Invasive species are shifting their ranges in response to climate change. The Northeast has been identified as a ‘hotspot’ where up to 100 warm-adapted, range-shifting invasive plants could establish before 2050. But, effectively monitoring and managing for 100 species is an impractical and unrealistic strategy. Writing in Biological Invasions, NE CASC researchers have recently identified a more practical number of species to manage by using an IUCN recommended impacts assessment called the Environmental Impacts Classification of Alien Taxa (EICAT). They found papers describing ecological and socio-economic impacts in the scientific literature and scored species as high, medium, or low risk based on reported impacts on ecosystems. Additionally, they refined the high-impact species list to focus only on those reported to affect ecosystems found in the Northeast (e.g., forests and wetlands). Ultimately, they identified five high-priority species: Anthriscus caucalis, Arundo donax, Avena barbata, Ludwigia grandiflora, and Rubus ulmifolius. The EICAT assessment provides a transparent and repeatable method of evaluating invasive species impacts.
Take Home Points
- We know the identity of invasive species likely to shift into our region, which creates a rare opportunity to prevent invasions before they arrive
- Impact assessments (like EICAT) offer a way to prioritize limited management resources towards the most impactful species
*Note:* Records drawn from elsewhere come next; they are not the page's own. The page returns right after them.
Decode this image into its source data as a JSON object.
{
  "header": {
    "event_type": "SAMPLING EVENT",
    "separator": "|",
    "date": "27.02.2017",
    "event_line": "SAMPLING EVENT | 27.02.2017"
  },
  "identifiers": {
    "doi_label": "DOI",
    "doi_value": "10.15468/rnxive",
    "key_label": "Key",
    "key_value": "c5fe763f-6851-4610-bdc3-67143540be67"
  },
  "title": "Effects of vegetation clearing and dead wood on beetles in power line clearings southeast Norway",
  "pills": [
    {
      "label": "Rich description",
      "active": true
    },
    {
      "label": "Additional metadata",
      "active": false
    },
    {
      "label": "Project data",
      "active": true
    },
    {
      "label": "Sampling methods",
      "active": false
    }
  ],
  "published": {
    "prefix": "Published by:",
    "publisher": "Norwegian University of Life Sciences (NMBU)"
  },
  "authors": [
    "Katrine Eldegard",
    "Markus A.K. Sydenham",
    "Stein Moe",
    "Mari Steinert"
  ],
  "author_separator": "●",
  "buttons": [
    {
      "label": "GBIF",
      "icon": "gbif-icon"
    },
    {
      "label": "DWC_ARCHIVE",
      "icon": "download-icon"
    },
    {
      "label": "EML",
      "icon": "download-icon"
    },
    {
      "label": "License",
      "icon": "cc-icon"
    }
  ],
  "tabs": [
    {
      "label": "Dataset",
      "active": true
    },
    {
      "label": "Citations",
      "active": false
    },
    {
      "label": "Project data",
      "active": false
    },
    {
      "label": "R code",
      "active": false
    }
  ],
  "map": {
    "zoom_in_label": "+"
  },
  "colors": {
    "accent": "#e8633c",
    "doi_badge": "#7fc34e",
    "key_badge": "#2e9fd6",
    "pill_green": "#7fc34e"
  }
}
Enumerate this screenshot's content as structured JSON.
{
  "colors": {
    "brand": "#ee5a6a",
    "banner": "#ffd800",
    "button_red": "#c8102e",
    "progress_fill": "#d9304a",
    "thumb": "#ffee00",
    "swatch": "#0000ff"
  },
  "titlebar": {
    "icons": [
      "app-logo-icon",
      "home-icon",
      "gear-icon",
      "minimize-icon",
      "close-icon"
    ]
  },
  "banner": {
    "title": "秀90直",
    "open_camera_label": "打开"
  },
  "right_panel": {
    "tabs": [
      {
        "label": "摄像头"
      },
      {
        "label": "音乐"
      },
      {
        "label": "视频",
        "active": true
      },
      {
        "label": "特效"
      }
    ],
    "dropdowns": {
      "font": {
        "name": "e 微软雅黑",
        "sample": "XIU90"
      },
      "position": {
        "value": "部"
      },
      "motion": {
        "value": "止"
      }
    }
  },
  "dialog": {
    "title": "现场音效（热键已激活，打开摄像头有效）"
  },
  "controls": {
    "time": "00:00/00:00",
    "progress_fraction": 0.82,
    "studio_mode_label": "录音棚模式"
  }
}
- Low and medium priority species could also be high risk - impacts assessments are only as complete as available impacts studies in the scientific literature
Read their article, "Supporting proactive management in the context of climate change: prioritizing range-shifting invasive plants based on impact," in Biological Invasions.